Sequence Stratigraphy, Depositional Environments, and Regional Mapping of the Late Devonian Interval, Upper Three Forks Formation, Sanish Member, and Lower Bakken Shale, U.S. Portion of the Williston Basin
Date of Graduation
Eberly College of Arts and Sciences
Geology and Geography
Timothy R. Carr
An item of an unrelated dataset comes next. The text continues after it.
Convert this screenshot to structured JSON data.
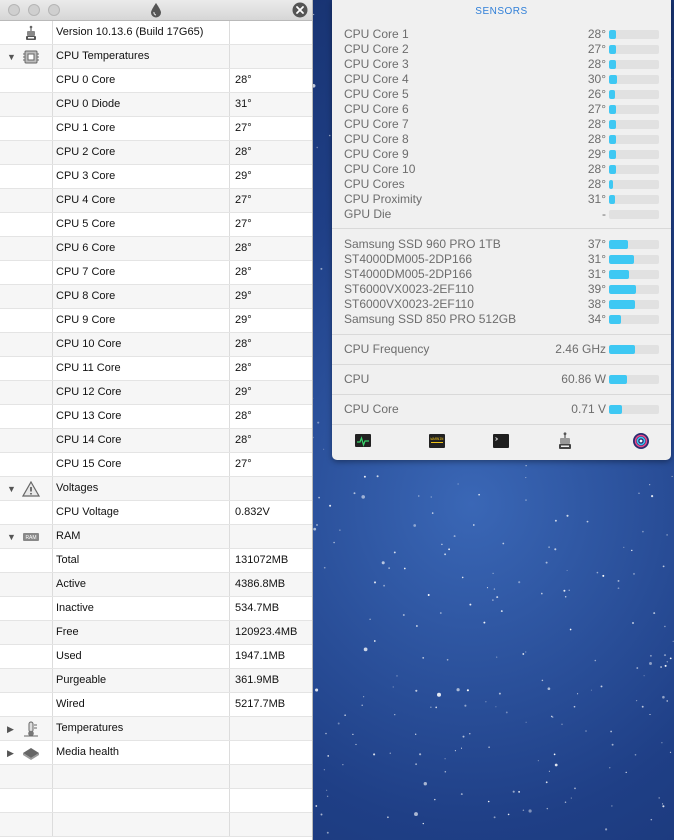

Cores of the Late Devonian upper Three Forks, Sanish, and lower Bakken units from eight wells were examined and described at the North Dakota core depository. Core descriptions, wireline log correlation and mapping, and X-ray diffraction (XRD) data were integrated to recognize seven facies: The Three Forks D and the (600-900API) lower Bakken Shale, four facies belonging to the Sanish, and a basal siltstone facies assigned to the Lower Bakken. Facies identified were then grouped into separate systems tracts based on the identification of several significant sequence stratigraphic surfaces.;The four facies identified in the Sanish include: Facies A, a dolomitic and Skolithos burrowed sandstone with a hard-ground at the base as originally defined in the Antelope Field; the widely distributed Facies B, a dolomitic siltstone characterized by burrows of the Cruziana ichnofacies with periodic silty dolostone event beds (interpreted as of storm origin); Facies C, an argillaceous siltstone containing Planolites burrows; and Facies D, a fossiliferous wackestone to packstone resting above an interpreted maximum flooding surface (MFS) characterized by Glossifungities. A silty shale to siltstone assigned to the Bakken Formation with a total organic carbon (TOC) averaging 8.2% and a gamma ray reading of approximately 130 to 170 API was identified in cores and logs and was interpreted as the first phase of a transgression, showing the progression toward a stratified water column and accumulation of the Lower Bakken organicrich shale.;The Sanish Facies A,B, and C are grouped into the transgressive systems tract (TST) of the Sanish, Facies C&D overlying the maximum flooding surface (MFS) composes the highstand systems tract (HST) with a depositional hiatus resulting in a corrosion surface (phosphatic pebble lag) capping off the sequence. The lower Bakken is considered its own depositional sequence with the Basal Bakken as the LST, the bottom half of the lower Bakken Shale (up to the highest gamma ray) as the TST, and from the highest gamma ray to the sequence boundary between the lower and middle Bakken as the HST.
Sesack, Steven A., "Sequence Stratigraphy, Depositional Environments, and Regional Mapping of the Late Devonian Interval, Upper Three Forks Formation, Sanish Member, and Lower Bakken Shale, U.S. Portion of the Williston Basin" (2011). Graduate Theses, Dissertations, and Problem Reports. 632.